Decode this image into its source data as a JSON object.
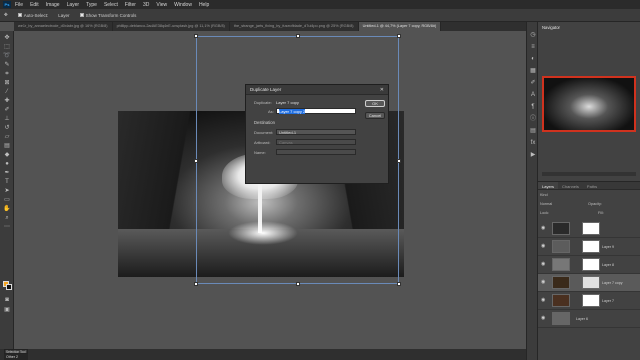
{
  "menubar": {
    "logo": "Ps",
    "items": [
      "File",
      "Edit",
      "Image",
      "Layer",
      "Type",
      "Select",
      "Filter",
      "3D",
      "View",
      "Window",
      "Help"
    ]
  },
  "options": {
    "auto_select_label": "Auto-Select:",
    "auto_select_value": "Layer",
    "show_transform_label": "Show Transform Controls"
  },
  "tabs": [
    {
      "label": "we1r_by_annaelectrode_d0xlabr.jpg @ 16% (RGB/8)",
      "active": false
    },
    {
      "label": "phillipp-deblanco-2adAE38q4nE-unsplash.jpg @ 11,1% (RGB/8)",
      "active": false
    },
    {
      "label": "the_strange_jarts_fixing_by_fuseofblade_d7ui4po.png @ 25% (RGB/8)",
      "active": false
    },
    {
      "label": "Untitled-1 @ 44,7% (Layer 7 copy, RGB/8#)",
      "active": true
    }
  ],
  "dialog": {
    "title": "Duplicate Layer",
    "duplicate_label": "Duplicate:",
    "duplicate_value": "Layer 7 copy",
    "as_label": "As:",
    "as_value": "Layer 7 copy 2",
    "destination_label": "Destination",
    "document_label": "Document:",
    "document_value": "Untitled-1",
    "artboard_label": "Artboard:",
    "artboard_value": "Canvas",
    "name_label": "Name:",
    "ok_label": "OK",
    "cancel_label": "Cancel"
  },
  "navigator": {
    "tab_label": "Navigator"
  },
  "layers": {
    "tabs": [
      "Layers",
      "Channels",
      "Paths"
    ],
    "kind_label": "Kind",
    "blend_label": "Normal",
    "opacity_label": "Opacity:",
    "lock_label": "Lock:",
    "fill_label": "Fill:",
    "items": [
      {
        "name": "",
        "active": false,
        "has_mask": true
      },
      {
        "name": "Layer 9",
        "active": false,
        "has_mask": true
      },
      {
        "name": "Layer 8",
        "active": false,
        "has_mask": true
      },
      {
        "name": "Layer 7 copy",
        "active": true,
        "has_mask": true
      },
      {
        "name": "Layer 7",
        "active": false,
        "has_mask": true
      },
      {
        "name": "Layer 6",
        "active": false,
        "has_mask": false
      }
    ]
  },
  "status": {
    "tooltip": "Selection Tool",
    "document": "Other 2"
  },
  "colors": {
    "foreground": "#f5a623",
    "background": "#111111",
    "accent": "#1f6ee0",
    "navigator_frame": "#d0321e"
  }
}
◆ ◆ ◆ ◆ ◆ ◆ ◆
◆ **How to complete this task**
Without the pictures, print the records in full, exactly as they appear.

◆ **Exercise response**
Decode this image into its source data as a JSON object.
{
  "menubar": {
    "logo": "Ps",
    "items": [
      "File",
      "Edit",
      "Image",
      "Layer",
      "Type",
      "Select",
      "Filter",
      "3D",
      "View",
      "Window",
      "Help"
    ]
  },
  "options": {
    "auto_select_label": "Auto-Select:",
    "auto_select_value": "Layer",
    "show_transform_label": "Show Transform Controls"
  },
  "tabs": [
    {
      "label": "we1r_by_annaelectrode_d0xlabr.jpg @ 16% (RGB/8)",
      "active": false
    },
    {
      "label": "phillipp-deblanco-2adAE38q4nE-unsplash.jpg @ 11,1% (RGB/8)",
      "active": false
    },
    {
      "label": "the_strange_jarts_fixing_by_fuseofblade_d7ui4po.png @ 25% (RGB/8)",
      "active": false
    },
    {
      "label": "Untitled-1 @ 44,7% (Layer 7 copy, RGB/8#)",
      "active": true
    }
  ],
  "dialog": {
    "title": "Duplicate Layer",
    "duplicate_label": "Duplicate:",
    "duplicate_value": "Layer 7 copy",
    "as_label": "As:",
    "as_value": "Layer 7 copy 2",
    "destination_label": "Destination",
    "document_label": "Document:",
    "document_value": "Untitled-1",
    "artboard_label": "Artboard:",
    "artboard_value": "Canvas",
    "name_label": "Name:",
    "ok_label": "OK",
    "cancel_label": "Cancel"
  },
  "navigator": {
    "tab_label": "Navigator"
  },
  "layers": {
    "tabs": [
      "Layers",
      "Channels",
      "Paths"
    ],
    "kind_label": "Kind",
    "blend_label": "Normal",
    "opacity_label": "Opacity:",
    "lock_label": "Lock:",
    "fill_label": "Fill:",
    "items": [
      {
        "name": "",
        "active": false,
        "has_mask": true
      },
      {
        "name": "Layer 9",
        "active": false,
        "has_mask": true
      },
      {
        "name": "Layer 8",
        "active": false,
        "has_mask": true
      },
      {
        "name": "Layer 7 copy",
        "active": true,
        "has_mask": true
      },
      {
        "name": "Layer 7",
        "active": false,
        "has_mask": true
      },
      {
        "name": "Layer 6",
        "active": false,
        "has_mask": false
      }
    ]
  },
  "status": {
    "tooltip": "Selection Tool",
    "document": "Other 2"
  },
  "colors": {
    "foreground": "#f5a623",
    "background": "#111111",
    "accent": "#1f6ee0",
    "navigator_frame": "#d0321e"
  }
}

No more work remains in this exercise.